God on Trial

Several years ago, Ellie Wiesel, a survivor of the Holocaust, gave an interview on public television. Wiesel was just fourteen years old when he and his family were taken to a Nazi concentration camp. His story of the Holocaust is an awful story—a nightmare beyond belief. In this television interview, Wiesel recalled a vivid experience at the concentration camp. A group of men in his barracks decided to have a trial. However, this was unlike any trial you’ve ever heard of before. These men decided to try God for the horrors of the Holocaust. They were men of faith, but their faith had profoundly disappointed them. So they decided to put God on trial for abandoning the Jewish people. They asked young Wiesel to witness the proceedings.

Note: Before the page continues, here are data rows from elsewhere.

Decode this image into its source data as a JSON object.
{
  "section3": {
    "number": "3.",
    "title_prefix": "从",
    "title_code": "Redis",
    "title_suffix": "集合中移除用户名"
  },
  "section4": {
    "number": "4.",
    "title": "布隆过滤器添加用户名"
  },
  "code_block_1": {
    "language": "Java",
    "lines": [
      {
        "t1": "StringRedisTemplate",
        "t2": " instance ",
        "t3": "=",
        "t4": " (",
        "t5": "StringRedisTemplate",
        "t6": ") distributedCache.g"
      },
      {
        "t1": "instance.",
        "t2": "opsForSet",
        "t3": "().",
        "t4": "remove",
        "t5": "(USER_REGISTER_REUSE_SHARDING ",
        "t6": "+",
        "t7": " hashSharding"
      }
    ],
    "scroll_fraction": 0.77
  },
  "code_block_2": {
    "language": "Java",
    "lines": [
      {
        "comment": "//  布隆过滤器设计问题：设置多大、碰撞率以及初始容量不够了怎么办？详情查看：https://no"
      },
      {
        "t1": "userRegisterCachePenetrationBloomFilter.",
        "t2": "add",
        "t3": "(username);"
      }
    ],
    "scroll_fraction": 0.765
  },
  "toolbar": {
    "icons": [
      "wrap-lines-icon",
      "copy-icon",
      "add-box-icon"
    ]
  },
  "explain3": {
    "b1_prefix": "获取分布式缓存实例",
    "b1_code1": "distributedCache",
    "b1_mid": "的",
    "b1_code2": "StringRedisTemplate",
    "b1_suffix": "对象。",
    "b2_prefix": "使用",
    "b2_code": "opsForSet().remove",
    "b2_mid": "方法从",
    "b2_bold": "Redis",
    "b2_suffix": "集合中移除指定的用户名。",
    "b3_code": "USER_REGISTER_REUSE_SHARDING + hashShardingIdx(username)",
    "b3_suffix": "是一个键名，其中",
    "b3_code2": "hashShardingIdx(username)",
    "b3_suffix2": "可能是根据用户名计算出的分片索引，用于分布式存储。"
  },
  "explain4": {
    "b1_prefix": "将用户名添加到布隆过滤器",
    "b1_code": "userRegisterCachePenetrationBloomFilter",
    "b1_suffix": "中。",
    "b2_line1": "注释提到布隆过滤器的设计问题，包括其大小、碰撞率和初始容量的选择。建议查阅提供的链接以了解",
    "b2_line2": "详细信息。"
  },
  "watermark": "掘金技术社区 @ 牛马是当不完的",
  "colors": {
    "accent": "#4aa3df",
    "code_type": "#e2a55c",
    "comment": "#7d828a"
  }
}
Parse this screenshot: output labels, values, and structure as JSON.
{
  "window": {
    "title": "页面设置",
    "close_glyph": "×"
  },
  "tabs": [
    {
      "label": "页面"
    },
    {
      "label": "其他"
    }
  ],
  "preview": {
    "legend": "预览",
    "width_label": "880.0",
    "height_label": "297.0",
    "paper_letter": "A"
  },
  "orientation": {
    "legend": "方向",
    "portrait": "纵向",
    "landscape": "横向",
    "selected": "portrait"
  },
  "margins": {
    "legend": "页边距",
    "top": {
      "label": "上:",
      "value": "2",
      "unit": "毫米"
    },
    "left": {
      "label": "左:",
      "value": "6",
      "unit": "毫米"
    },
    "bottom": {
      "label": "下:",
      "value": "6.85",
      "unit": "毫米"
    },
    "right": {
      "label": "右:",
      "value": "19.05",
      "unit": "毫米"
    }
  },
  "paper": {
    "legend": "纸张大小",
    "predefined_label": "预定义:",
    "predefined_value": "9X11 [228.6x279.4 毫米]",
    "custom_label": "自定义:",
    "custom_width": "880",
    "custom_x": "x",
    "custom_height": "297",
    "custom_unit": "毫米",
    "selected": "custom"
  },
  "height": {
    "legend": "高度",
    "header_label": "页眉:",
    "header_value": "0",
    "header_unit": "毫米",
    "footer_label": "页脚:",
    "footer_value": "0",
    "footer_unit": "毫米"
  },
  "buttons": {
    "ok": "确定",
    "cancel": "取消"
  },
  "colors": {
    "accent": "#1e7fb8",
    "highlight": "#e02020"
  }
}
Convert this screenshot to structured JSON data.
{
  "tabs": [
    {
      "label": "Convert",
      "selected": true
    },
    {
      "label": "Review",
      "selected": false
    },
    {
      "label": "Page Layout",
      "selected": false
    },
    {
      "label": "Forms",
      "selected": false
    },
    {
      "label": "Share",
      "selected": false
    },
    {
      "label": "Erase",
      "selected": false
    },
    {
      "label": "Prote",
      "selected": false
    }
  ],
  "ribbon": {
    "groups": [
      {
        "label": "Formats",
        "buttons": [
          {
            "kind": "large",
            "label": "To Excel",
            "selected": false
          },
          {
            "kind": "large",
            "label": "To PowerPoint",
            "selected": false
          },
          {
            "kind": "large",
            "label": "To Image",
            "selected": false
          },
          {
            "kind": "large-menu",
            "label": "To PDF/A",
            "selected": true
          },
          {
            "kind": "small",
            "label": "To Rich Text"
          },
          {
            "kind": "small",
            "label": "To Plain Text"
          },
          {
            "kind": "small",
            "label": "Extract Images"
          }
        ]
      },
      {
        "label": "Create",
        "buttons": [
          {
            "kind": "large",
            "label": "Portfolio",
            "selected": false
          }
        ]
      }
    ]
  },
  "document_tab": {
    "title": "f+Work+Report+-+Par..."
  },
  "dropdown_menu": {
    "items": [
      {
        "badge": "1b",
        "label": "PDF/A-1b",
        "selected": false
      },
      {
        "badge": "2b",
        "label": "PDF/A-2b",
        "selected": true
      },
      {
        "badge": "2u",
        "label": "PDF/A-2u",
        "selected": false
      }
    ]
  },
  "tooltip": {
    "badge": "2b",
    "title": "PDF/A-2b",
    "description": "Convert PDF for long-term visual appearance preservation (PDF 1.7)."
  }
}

The prosecutor listed the charges one by one. God’s people had been torn from their homes, separated from their family, beaten, abused, murdered, and burned in incinerators. A defense was attempted. But in the end, God was found guilty of abandoning his people, maybe even guilty of not existing. After the trial, a dark and profound silence fell upon the room. A few moments later, the men realized it was time for the sacred Jewish ritual of evening prayer. At this point in the story, Wiesel recounted a remarkable fact. These men who had just found God guilty of abandoning them—these same men got down on their knees, and they began to pray their evening prayer.